If you're asking about TA's "predictive ability" (or at least mine, anyway), I'd say I'm OK for maybe a few months at max. Anything longer and I'm just guessing.
Hello Gary, Cirrus Logic (CRUS) - Get Report has easily been the most frustrating and unprofitable stock I have ever owned. I've averaged down to about the 10-per-share level but am still a little underwater. What do you see when you look at this stock? Any long-term prospects, or should I dump this thing and move on? I've been in it for three years now. Thank you. -- John Caley
Let me answer your question without using a chart, because it gets to one of the key ingredients of good trading: knowing your exit
you enter your position. Let me be blunt: When you went long Cirrus Logic, you should have had a stop and a limit price in mind. From then on, if the stock acted according to Hoyle, then you keep it in your portfolio. But if it slipped, then you abandon it without remorse. Unprofitable stocks? My trading is littered with them. Frustrating? None. They either acted well or they didn't, and if they didn't, I just cut my losses and moved on.
Now, so you don't think I'm a total jerk, my advice to anyone who is in a position and is frustrated by it is: Dump it and move on. You've already lost enough sleep and spent too many hours agonizing over it. If it perks up, you can always get back in. But if it doesn't, you saved yourself some money and have a clear head to make more profitable trades.
Gary, Could you analyze Sprint (FON) ? It looks good to me ... would you go long here? Where would you put a stop? -- Don Sweat
Dear Gary, I love the columns with straightforward analysis and honest personal vignettes. That story of your Saturday CNN appearance and the spilled coffee still stays with me. I would like your opinion of ADIC (ADIC) . I combine fundamental and technical analysis and confess to being pleased with their recent 50% upside earnings surprise. But I also note that it is now above both its 50-day and 200-day line, and wonder what you think about going long here and if you have any upside target you could specify. Thanks. -- Dr. Kendall S. Harmon
Gary, I am impressed with AutoZone (AZO) - Get Report. This stock is so close to breaking out to an all-time high. I played this scenario with Genzyme from approximately 37 to 53 per share. What is your opinion on this chart? -- Todd Maushund
Hello, sir, I have bought shares of UIHIA (UIHIA) at 60 a share. The company just spun off UPCOY (UPCOY) . UIHIA owns 62% of UPCOY. UIHIA has a $740 million-dollar loss in revenue right now. The value of assets for UIHIA is $510 million dollars. Before UPCOY went public, UIHIA was trading at around 20 a share. Presently the market cap for UIHIA is $1.4 billion, and the market cap for UPCOY is $4.6 billion (also trading on the Amsterdam stock exchange under UPC). Shouldn't the market cap of UIHIA be at least 62% the market cap of UPCOY? I looked at the DBCC (DBCC) and MarketWatch (MKTW) case, and the numbers match up very well. But in this case, the numbers are way off. I hope I didn't miss anything. I would appreciate it if you could analyze the abovementioned stocks. -- Monish Chadha

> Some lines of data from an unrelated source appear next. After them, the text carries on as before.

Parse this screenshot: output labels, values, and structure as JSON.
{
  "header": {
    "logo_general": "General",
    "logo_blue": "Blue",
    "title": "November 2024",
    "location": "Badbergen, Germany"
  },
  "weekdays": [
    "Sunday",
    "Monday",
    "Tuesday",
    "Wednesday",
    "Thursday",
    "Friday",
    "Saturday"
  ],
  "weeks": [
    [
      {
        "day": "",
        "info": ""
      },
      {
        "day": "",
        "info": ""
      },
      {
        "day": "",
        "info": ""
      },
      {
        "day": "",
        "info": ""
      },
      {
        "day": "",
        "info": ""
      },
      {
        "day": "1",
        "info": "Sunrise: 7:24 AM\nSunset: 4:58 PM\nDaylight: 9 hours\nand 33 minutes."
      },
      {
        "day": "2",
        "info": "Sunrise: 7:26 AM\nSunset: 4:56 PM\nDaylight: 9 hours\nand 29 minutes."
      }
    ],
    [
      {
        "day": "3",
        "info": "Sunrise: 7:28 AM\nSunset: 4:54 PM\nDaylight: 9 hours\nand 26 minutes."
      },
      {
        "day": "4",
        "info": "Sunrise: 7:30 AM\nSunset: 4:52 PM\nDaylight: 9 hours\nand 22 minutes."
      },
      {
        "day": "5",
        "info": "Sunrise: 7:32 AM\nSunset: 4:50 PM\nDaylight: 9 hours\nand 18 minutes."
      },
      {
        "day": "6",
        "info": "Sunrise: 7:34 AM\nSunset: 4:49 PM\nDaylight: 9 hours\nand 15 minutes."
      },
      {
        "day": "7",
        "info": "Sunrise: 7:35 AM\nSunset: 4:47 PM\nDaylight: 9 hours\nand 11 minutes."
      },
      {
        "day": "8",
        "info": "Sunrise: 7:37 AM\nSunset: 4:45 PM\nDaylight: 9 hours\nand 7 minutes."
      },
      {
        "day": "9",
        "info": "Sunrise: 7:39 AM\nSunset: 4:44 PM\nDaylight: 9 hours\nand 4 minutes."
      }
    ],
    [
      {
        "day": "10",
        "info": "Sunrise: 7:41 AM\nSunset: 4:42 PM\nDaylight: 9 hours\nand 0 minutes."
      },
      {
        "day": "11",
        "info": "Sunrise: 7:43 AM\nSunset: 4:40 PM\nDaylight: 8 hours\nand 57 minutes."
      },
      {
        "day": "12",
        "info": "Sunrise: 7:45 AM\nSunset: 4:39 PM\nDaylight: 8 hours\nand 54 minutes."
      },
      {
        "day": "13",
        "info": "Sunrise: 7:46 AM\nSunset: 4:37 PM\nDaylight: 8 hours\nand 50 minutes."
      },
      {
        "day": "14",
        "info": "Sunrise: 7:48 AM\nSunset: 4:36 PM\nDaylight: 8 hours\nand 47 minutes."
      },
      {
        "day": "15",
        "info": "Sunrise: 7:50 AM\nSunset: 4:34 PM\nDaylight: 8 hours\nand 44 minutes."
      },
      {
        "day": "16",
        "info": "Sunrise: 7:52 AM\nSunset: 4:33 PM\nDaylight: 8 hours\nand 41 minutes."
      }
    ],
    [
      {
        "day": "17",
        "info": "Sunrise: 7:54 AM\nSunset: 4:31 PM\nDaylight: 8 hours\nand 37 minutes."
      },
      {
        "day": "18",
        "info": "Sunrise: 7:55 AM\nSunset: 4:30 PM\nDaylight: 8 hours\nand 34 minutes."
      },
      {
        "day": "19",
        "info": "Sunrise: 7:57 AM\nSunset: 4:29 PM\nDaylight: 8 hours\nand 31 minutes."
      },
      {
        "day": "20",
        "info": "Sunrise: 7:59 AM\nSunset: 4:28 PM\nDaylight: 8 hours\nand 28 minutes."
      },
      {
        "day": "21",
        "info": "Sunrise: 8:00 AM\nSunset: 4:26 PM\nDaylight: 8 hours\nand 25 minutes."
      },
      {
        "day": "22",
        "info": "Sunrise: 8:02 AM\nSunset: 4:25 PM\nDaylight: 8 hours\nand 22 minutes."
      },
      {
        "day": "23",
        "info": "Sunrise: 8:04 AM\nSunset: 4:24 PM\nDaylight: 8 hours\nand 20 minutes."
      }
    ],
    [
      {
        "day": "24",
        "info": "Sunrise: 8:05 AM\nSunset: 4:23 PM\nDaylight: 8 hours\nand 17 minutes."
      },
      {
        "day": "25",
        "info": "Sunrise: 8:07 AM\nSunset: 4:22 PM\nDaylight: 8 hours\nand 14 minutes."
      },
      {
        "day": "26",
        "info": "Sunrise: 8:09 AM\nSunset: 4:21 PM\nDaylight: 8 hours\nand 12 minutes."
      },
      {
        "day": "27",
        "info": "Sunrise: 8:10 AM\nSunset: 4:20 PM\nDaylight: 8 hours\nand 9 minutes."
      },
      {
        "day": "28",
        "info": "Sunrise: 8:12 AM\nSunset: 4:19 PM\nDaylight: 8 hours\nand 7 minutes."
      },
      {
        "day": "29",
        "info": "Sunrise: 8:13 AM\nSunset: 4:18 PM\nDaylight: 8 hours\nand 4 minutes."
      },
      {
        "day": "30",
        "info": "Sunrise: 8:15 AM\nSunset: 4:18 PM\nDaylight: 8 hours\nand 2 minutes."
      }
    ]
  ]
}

You've given me a cornucopia of stocks here, and I believe you have hit every letter of the alphabet. However, who really cares about the other stocks? The only one you have a position in is UIHIA, and as one of my key tenants is KISS, I'll concentrate solely on that chart.
When you start throwing in items like market cap, relative value, spinoffs, etc., you'll only make a simple decision more complex. Live by the charts, die by the charts!
Gary B. Smith is a freelance writer who trades for his own account from his Maryland home using technical analysis. Under no circumstances does the information in this column represent a recommendation to buy or sell stocks. Smith also writes Technician's Take each Monday and Charted Territory, which appears every Wednesday.